I’d like to talk a bit more about getting external geometry into Notch. For my VFX people – “it can slurp in alembics, and deal with UVs that change per frame.” For everyone else, this means Notch is capable of hosting what are traditionally effects rendered with cinema-grade techniques. I’ve gotten 12 minutes of animation distributed over four simultaneous files for a total of 64ish GB of data in the scene to playback at 60 FPS, lit and textured, on an [NVIDIA] 1080 GTX.

Notch can also take in FBX files (if textures are available to the system they will be associated on import), and animate skeletal FBX rigs. You can, for example, hook Notch up to a motion capture suit and animate your character that way. It’s even easy to do – now all that is stopping you is money.

There’s no getting around it – a Notch-based lifestyle requires a certain amount of commitment. It’s not cheap software – £99 a month to render finished video, £189/month to output media server blocks, £50/week to run finished applications (Playback Leasing license, which lets you move between jobs on a USB license).

See the full pricing below. There’s also a limited-time £99, non-production artists’ “Learning” license, which for now is on sale for £59. (A free trial is also available.)

However, let me be clear on one thing.
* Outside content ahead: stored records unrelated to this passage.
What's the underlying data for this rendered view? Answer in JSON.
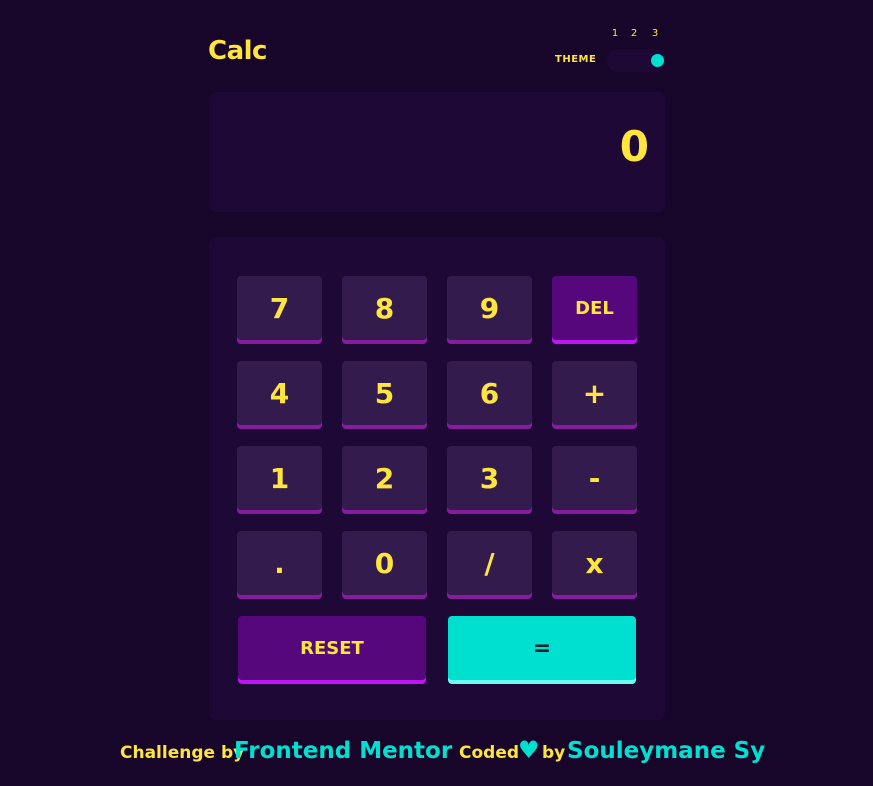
{
  "header": {
    "title": "Calc",
    "theme_label": "THEME",
    "theme_options": [
      "1",
      "2",
      "3"
    ],
    "selected_theme": 3
  },
  "screen": {
    "value": "0"
  },
  "keypad": {
    "keys": [
      {
        "label": "7",
        "name": "key-7"
      },
      {
        "label": "8",
        "name": "key-8"
      },
      {
        "label": "9",
        "name": "key-9"
      },
      {
        "label": "DEL",
        "name": "delete-button"
      },
      {
        "label": "4",
        "name": "key-4"
      },
      {
        "label": "5",
        "name": "key-5"
      },
      {
        "label": "6",
        "name": "key-6"
      },
      {
        "label": "+",
        "name": "add-button"
      },
      {
        "label": "1",
        "name": "key-1"
      },
      {
        "label": "2",
        "name": "key-2"
      },
      {
        "label": "3",
        "name": "key-3"
      },
      {
        "label": "-",
        "name": "subtract-button"
      },
      {
        "label": ".",
        "name": "decimal-button"
      },
      {
        "label": "0",
        "name": "key-0"
      },
      {
        "label": "/",
        "name": "divide-button"
      },
      {
        "label": "x",
        "name": "multiply-button"
      }
    ],
    "reset_label": "RESET",
    "equals_label": "="
  },
  "footer": {
    "challenge_prefix": "Challenge by",
    "challenge_link": "Frontend Mentor",
    "coded_prefix": "Coded",
    "heart_icon": "heart-icon",
    "by_text": "by",
    "author_link": "Souleymane Sy"
  },
  "colors": {
    "background": "#17062a",
    "panel": "#1e0836",
    "key": "#331c4d",
    "key_shadow": "#881c9e",
    "accent_purple": "#56077c",
    "accent_cyan": "#00e0d1",
    "text_yellow": "#ffe53d"
  }
}
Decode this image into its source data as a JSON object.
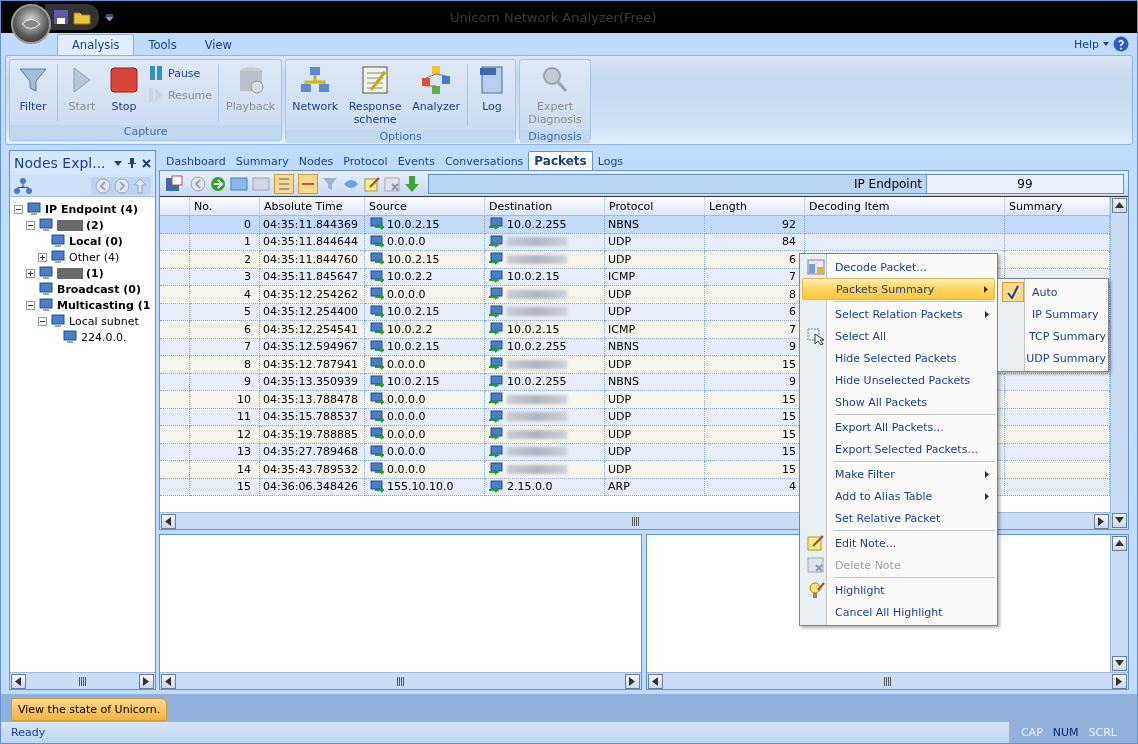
{
  "window": {
    "title": "Unicorn Network Analyzer(Free)"
  },
  "ribbon_tabs": [
    {
      "label": "Analysis",
      "selected": true
    },
    {
      "label": "Tools",
      "selected": false
    },
    {
      "label": "View",
      "selected": false
    }
  ],
  "help": "Help",
  "ribbon_groups": [
    {
      "title": "Capture",
      "buttons": [
        {
          "kind": "large",
          "label": "Filter",
          "disabled": false
        },
        {
          "kind": "large",
          "label": "Start",
          "disabled": true
        },
        {
          "kind": "large",
          "label": "Stop",
          "disabled": false
        },
        {
          "kind": "stack",
          "items": [
            {
              "label": "Pause",
              "disabled": false
            },
            {
              "label": "Resume",
              "disabled": true
            }
          ]
        },
        {
          "kind": "large",
          "label": "Playback",
          "disabled": true
        }
      ]
    },
    {
      "title": "Options",
      "buttons": [
        {
          "kind": "large",
          "label": "Network",
          "disabled": false
        },
        {
          "kind": "large",
          "label": "Response scheme",
          "disabled": false
        },
        {
          "kind": "large",
          "label": "Analyzer",
          "disabled": false
        },
        {
          "kind": "large",
          "label": "Log",
          "disabled": false
        }
      ]
    },
    {
      "title": "Diagnosis",
      "buttons": [
        {
          "kind": "large",
          "label": "Expert Diagnosis",
          "disabled": true
        }
      ]
    }
  ],
  "nodes_panel": {
    "title": "Nodes Expl...",
    "tree": [
      {
        "label": "IP Endpoint (4)",
        "bold": true,
        "redacted": false,
        "expanded": true,
        "children": [
          {
            "label": "(2)",
            "bold": true,
            "redacted": true,
            "expanded": true,
            "children": [
              {
                "label": "Local (0)",
                "bold": true,
                "redacted": false
              },
              {
                "label": "Other (4)",
                "bold": false,
                "redacted": false,
                "expanded": false
              }
            ]
          },
          {
            "label": "(1)",
            "bold": true,
            "redacted": true,
            "expanded": false
          },
          {
            "label": "Broadcast (0)",
            "bold": true,
            "redacted": false
          },
          {
            "label": "Multicasting (1",
            "bold": true,
            "redacted": false,
            "expanded": true,
            "children": [
              {
                "label": "Local subnet",
                "bold": false,
                "redacted": false,
                "expanded": true,
                "children": [
                  {
                    "label": "224.0.0.",
                    "bold": false,
                    "redacted": false
                  }
                ]
              }
            ]
          }
        ]
      }
    ]
  },
  "view_tabs": [
    {
      "label": "Dashboard",
      "selected": false
    },
    {
      "label": "Summary",
      "selected": false
    },
    {
      "label": "Nodes",
      "selected": false
    },
    {
      "label": "Protocol",
      "selected": false
    },
    {
      "label": "Events",
      "selected": false
    },
    {
      "label": "Conversations",
      "selected": false
    },
    {
      "label": "Packets",
      "selected": true
    },
    {
      "label": "Logs",
      "selected": false
    }
  ],
  "endpoint": {
    "label": "IP Endpoint",
    "value": "99"
  },
  "table": {
    "columns": [
      "No.",
      "Absolute Time",
      "Source",
      "Destination",
      "Protocol",
      "Length",
      "Decoding Item",
      "Summary"
    ],
    "rows": [
      {
        "no": "0",
        "time": "04:35:11.844369",
        "source": "10.0.2.15",
        "destination": "10.0.2.255",
        "protocol": "NBNS",
        "length": "92",
        "selected": true
      },
      {
        "no": "1",
        "time": "04:35:11.844644",
        "source": "0.0.0.0",
        "protocol": "UDP",
        "length": "84",
        "selected": false
      },
      {
        "no": "2",
        "time": "04:35:11.844760",
        "source": "10.0.2.15",
        "protocol": "UDP",
        "length": "6",
        "selected": false
      },
      {
        "no": "3",
        "time": "04:35:11.845647",
        "source": "10.0.2.2",
        "destination": "10.0.2.15",
        "protocol": "ICMP",
        "length": "7",
        "selected": false
      },
      {
        "no": "4",
        "time": "04:35:12.254262",
        "source": "0.0.0.0",
        "protocol": "UDP",
        "length": "8",
        "selected": false
      },
      {
        "no": "5",
        "time": "04:35:12.254400",
        "source": "10.0.2.15",
        "protocol": "UDP",
        "length": "6",
        "selected": false
      },
      {
        "no": "6",
        "time": "04:35:12.254541",
        "source": "10.0.2.2",
        "destination": "10.0.2.15",
        "protocol": "ICMP",
        "length": "7",
        "selected": false
      },
      {
        "no": "7",
        "time": "04:35:12.594967",
        "source": "10.0.2.15",
        "destination": "10.0.2.255",
        "protocol": "NBNS",
        "length": "9",
        "selected": false
      },
      {
        "no": "8",
        "time": "04:35:12.787941",
        "source": "0.0.0.0",
        "protocol": "UDP",
        "length": "15",
        "selected": false
      },
      {
        "no": "9",
        "time": "04:35:13.350939",
        "source": "10.0.2.15",
        "destination": "10.0.2.255",
        "protocol": "NBNS",
        "length": "9",
        "selected": false
      },
      {
        "no": "10",
        "time": "04:35:13.788478",
        "source": "0.0.0.0",
        "protocol": "UDP",
        "length": "15",
        "selected": false
      },
      {
        "no": "11",
        "time": "04:35:15.788537",
        "source": "0.0.0.0",
        "protocol": "UDP",
        "length": "15",
        "selected": false
      },
      {
        "no": "12",
        "time": "04:35:19.788885",
        "source": "0.0.0.0",
        "protocol": "UDP",
        "length": "15",
        "selected": false
      },
      {
        "no": "13",
        "time": "04:35:27.789468",
        "source": "0.0.0.0",
        "protocol": "UDP",
        "length": "15",
        "selected": false
      },
      {
        "no": "14",
        "time": "04:35:43.789532",
        "source": "0.0.0.0",
        "protocol": "UDP",
        "length": "15",
        "selected": false
      },
      {
        "no": "15",
        "time": "04:36:06.348426",
        "source": "155.10.10.0",
        "destination": "2.15.0.0",
        "protocol": "ARP",
        "length": "4",
        "selected": false
      }
    ]
  },
  "context_menu": [
    {
      "kind": "item",
      "label": "Decode Packet...",
      "selected": false,
      "disabled": false
    },
    {
      "kind": "submenu",
      "label": "Packets Summary",
      "selected": true,
      "disabled": false
    },
    {
      "kind": "separator"
    },
    {
      "kind": "submenu",
      "label": "Select Relation Packets",
      "selected": false,
      "disabled": false
    },
    {
      "kind": "item",
      "label": "Select All",
      "selected": false,
      "disabled": false
    },
    {
      "kind": "item",
      "label": "Hide Selected Packets",
      "selected": false,
      "disabled": false
    },
    {
      "kind": "item",
      "label": "Hide Unselected Packets",
      "selected": false,
      "disabled": false
    },
    {
      "kind": "item",
      "label": "Show All Packets",
      "selected": false,
      "disabled": false
    },
    {
      "kind": "separator"
    },
    {
      "kind": "item",
      "label": "Export All Packets...",
      "selected": false,
      "disabled": false
    },
    {
      "kind": "item",
      "label": "Export Selected Packets...",
      "selected": false,
      "disabled": false
    },
    {
      "kind": "separator"
    },
    {
      "kind": "submenu",
      "label": "Make Filter",
      "selected": false,
      "disabled": false
    },
    {
      "kind": "submenu",
      "label": "Add to Alias Table",
      "selected": false,
      "disabled": false
    },
    {
      "kind": "item",
      "label": "Set Relative Packet",
      "selected": false,
      "disabled": false
    },
    {
      "kind": "separator"
    },
    {
      "kind": "item",
      "label": "Edit Note...",
      "selected": false,
      "disabled": false
    },
    {
      "kind": "item",
      "label": "Delete Note",
      "selected": false,
      "disabled": true
    },
    {
      "kind": "separator"
    },
    {
      "kind": "item",
      "label": "Highlight",
      "selected": false,
      "disabled": false
    },
    {
      "kind": "item",
      "label": "Cancel All Highlight",
      "selected": false,
      "disabled": false
    }
  ],
  "submenu": [
    {
      "label": "Auto",
      "checked": true
    },
    {
      "label": "IP Summary",
      "checked": false
    },
    {
      "label": "TCP Summary",
      "checked": false
    },
    {
      "label": "UDP Summary",
      "checked": false
    }
  ],
  "bottom_tab": "View the state of Unicorn.",
  "status_bar": {
    "text": "Ready",
    "indicators": [
      {
        "label": "CAP",
        "on": false
      },
      {
        "label": "NUM",
        "on": true
      },
      {
        "label": "SCRL",
        "on": false
      }
    ]
  }
}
My studio, Savages, is as indie as it gets, and even we find Notch to be our most valuable asset in our toolkit. There’s nothing like being able to render video fast, and there’s also nothing like being able to change content in a server, and there’s also nothing like being able to quickly and elegantly prototype interactive visual effects. For all of these features to exist in one software is intense, and the value even at $250/month is honestly unmet by any other software tool I’m aware of.

If the triple-threat (render, change, author) isn’t valuable to you, that’s ok – Notch might not be for you. If you make a living pushing pixels, or want to make a living pushing pixels, or just want to push pixels very quickly, it’s hard to compete with the level of service on offer with Notch. Even as I’m writing this during COVID-19 and all my jobs are canceling, it’s hard to imagine going without the dongle.


Ted’s production studio: